One of our Volunteer Maryland Coordinator described her strategy of sitting down with each staff member to assess what their volunteer needs are.  She then builds orientations and training specialized for each volunteer need.  But sometimes, if may be even better for the staff members to create those volunteer positions themselves.  They know what they need better than anyone else, and by creating a volunteer position now can get a volunteer with exactly the skills they need.

Another Volunteer Maryland Coordinator said that her service site’s staff meeting, she would use her time to speak to highlight one exceptional volunteer that month, but  also a staff member who had a done a great job of embodying the welcoming spirit and volunteer-employee partnership.  This also allowed her to reward the staff member for their great work, while also encourage a change in thinking.

I’m glad that I joined this discussion of volunteerism – it reinforced that nonprofit organizations can gain from a volunteer-friendly environment.  Training staff (and maybe even yourself!) to treat volunteers as a part of the organization, and not just ancillary elements, is key to successfully integrating volunteers and creating a new culture.  All of the pieces need to be working together to achieve the best results.  What techniques have you been using to create a culture of volunteerism?  I’d love to hear your thoughts.

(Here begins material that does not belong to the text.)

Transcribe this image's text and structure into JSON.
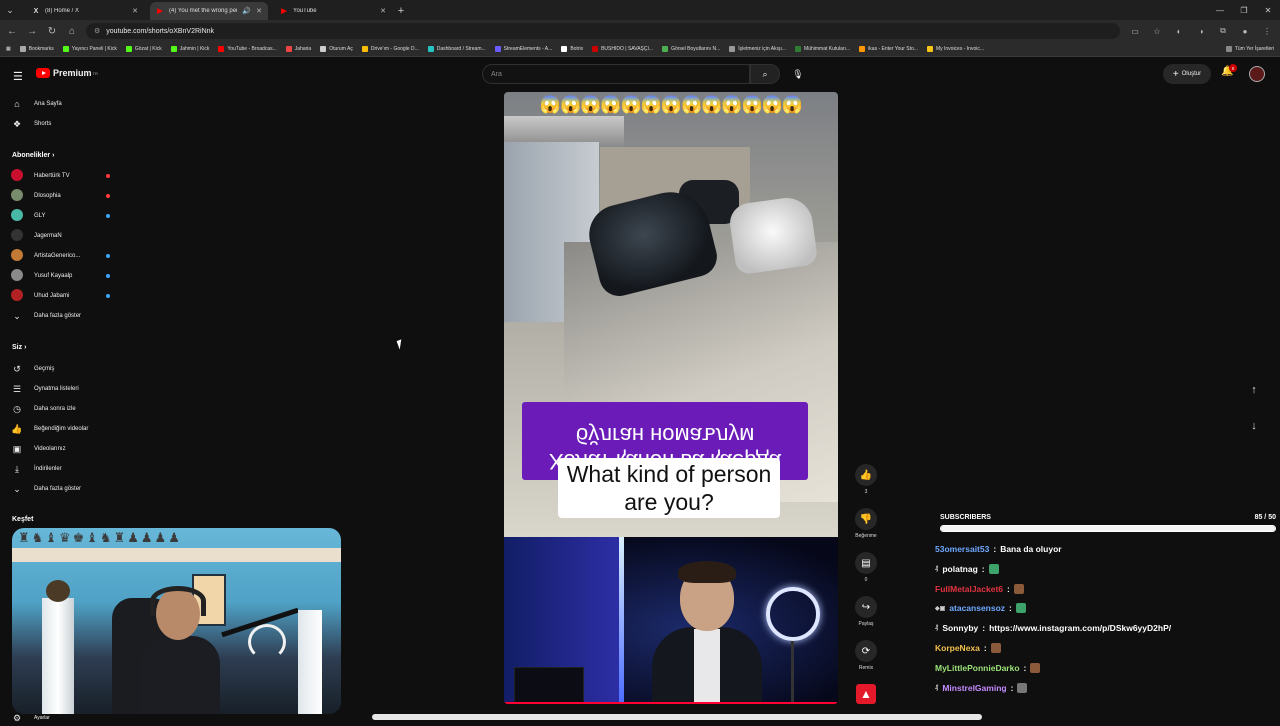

A new wave of volunteer talent is building. Some nonprofit leaders will take advantage of this opportunity and exponentially grow their impact; the rest will be left behind trying to make do the old way.